Today in European history: the Siege of Syracuse ends (878)

The Aghlabid dynasty governed the province of Ifriqiya (which included modern Tunisia as well as eastern Algeria and western Libya) from 800 until 909. Although nominally they operated as vassals of the Abbasid caliphate, they were almost totally autonomous from Baghdad. Their reign is noteworthy for the growth of Ifriqiya as an economic center and … Continue reading Today in European history: the Siege of Syracuse ends (878)

Today in European history: the Treaty of San Stefano (1878)

Today we're commemorating the anniversary of a treaty that doesn't exist. By “doesn't exist,” I don't mean that it was in effect for a while but then got superseded by another treaty. I mean it never came into effect. I mean its terms were so unacceptable to so many European powers—states that hadn’t even participated … Continue reading Today in European history: the Treaty of San Stefano (1878)

Today in European history: the first Alpujarras Rebellion begins (1499)

When the Emirate of Granada, the last Islamic political entity on the Iberian peninsula, surrendered to the combined forces of Aragon and Castile in 1492, it did so under the terms of the Treaty of Granada, drawn up the previous year. Chief among that agreement’s terms were a series of guarantees for the emirate’s Muslim subjects, … Continue reading Today in European history: the first Alpujarras Rebellion begins (1499)

Today (sort of) in Middle Eastern/European history: the Ottomans get started (1299, or 1302)

If you’ve read The History of the Decline and Fall of the Roman Empire–and, you know, who hasn’t–then you may know that Edward Gibbon marks July 27, 1299, as the date of the founding of the Ottoman Empire. It was on this date, according to Gibbon, that Osman I (d. 1326), the Ottomans’ founder and … Continue reading Today (sort of) in Middle Eastern/European history: the Ottomans get started (1299, or 1302)

Today in European history: the Battle of Las Navas de Tolosa (1212)

For a relatively small confrontation—probably fewer than 50,000 soldiers combined—the Battle of Las Navas de Tolosa had far-reaching ramifications for the history of both Iberia and North Africa. The Almohad Caliphate, at or near the height of its territorial growth, suffered a defeat that helped send it into a decades-long spiral eventually ending with its … Continue reading Today in European history: the Battle of Las Navas de Tolosa (1212)

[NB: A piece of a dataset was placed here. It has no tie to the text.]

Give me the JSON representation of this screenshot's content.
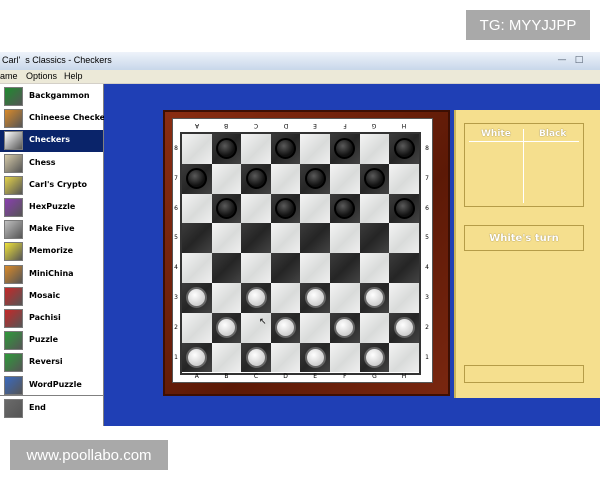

Today in European/Middle Eastern history: Frederick Barbarossa drowns (1190) and more

Some days there are a bunch of little historical anniversaries to commemorate, but none that of themselves seem to warrant their own post. June 10 is one of those days. We’ve got four different anniversaries to note, so let’s take them in chronological order. This is just a placeholder. If you’d like to read the … Continue reading Today in European/Middle Eastern history: Frederick Barbarossa drowns (1190) and more

Today in European history: the Siege of Chandax ends (961)

The island of Crete has changed hands so many times that it can be hard to keep track of all of its various owners and operators. Before it became Greek again (which includes a period of Axis occupation during World War II), Crete was (briefly) independent, and before that Ottoman, before that Venetian, Byzantine, Roman...and it … Continue reading Today in European history: the Siege of Chandax ends (961)

Today in European history: the Night Attack at Târgovişte (1462)

Being the Voivode of Wallachia in the 15th century couldn’t have been an easy gig. The principality was strategically located on both the shore of the Black Sea and the northern bank of the Danube, and also happened to sit on the frontier between Hungarian Transylvania and the Ottoman Empire. Successive Wallachian rulers tried to … Continue reading Today in European history: the Night Attack at Târgovişte (1462)